**TO DO**
Every line of the entries below that carries the string "story" should be copied.

-------- DATA SUPPLIED --------

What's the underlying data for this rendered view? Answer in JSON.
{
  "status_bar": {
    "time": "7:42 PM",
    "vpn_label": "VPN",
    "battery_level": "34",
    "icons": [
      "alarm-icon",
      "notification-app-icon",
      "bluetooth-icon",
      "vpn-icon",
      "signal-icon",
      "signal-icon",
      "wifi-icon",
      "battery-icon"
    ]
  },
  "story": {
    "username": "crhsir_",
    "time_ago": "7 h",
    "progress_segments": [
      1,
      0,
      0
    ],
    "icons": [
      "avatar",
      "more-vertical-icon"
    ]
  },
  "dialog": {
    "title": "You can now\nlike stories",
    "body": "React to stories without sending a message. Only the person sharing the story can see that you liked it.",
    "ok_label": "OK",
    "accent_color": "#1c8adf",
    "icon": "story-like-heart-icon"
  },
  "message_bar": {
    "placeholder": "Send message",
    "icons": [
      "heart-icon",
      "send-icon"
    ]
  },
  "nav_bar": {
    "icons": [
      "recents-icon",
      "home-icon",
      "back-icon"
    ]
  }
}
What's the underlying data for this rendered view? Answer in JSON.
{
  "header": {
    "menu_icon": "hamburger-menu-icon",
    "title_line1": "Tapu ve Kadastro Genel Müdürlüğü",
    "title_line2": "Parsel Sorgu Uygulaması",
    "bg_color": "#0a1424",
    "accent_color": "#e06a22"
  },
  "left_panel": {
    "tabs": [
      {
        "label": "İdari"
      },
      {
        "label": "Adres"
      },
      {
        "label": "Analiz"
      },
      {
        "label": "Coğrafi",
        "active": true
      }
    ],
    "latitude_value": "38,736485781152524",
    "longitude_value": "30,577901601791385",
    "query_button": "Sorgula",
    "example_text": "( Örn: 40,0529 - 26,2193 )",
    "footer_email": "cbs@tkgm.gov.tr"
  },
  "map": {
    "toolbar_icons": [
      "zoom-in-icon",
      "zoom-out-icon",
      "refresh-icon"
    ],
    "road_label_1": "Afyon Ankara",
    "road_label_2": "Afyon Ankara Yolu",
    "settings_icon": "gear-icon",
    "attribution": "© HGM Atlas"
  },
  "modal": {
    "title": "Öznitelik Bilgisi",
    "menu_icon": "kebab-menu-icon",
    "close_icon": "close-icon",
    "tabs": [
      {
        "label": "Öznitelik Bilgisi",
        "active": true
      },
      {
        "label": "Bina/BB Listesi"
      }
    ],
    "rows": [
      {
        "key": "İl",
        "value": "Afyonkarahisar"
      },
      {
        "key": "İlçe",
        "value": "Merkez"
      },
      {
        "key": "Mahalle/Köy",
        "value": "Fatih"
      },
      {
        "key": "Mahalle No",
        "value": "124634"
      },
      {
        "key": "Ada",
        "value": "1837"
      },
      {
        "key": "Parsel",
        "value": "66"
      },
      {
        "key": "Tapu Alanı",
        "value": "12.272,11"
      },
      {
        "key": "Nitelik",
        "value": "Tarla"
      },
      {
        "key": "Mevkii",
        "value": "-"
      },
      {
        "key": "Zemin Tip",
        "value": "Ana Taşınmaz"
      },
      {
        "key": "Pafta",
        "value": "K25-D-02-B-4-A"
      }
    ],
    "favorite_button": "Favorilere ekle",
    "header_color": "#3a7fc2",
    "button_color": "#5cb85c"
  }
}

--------

**RESPONSE AREA**
  "story": {
    "body": "React to stories without sending a message. Only the person sharing the story can see that you liked it.",
    "icon": "story-like-heart-icon"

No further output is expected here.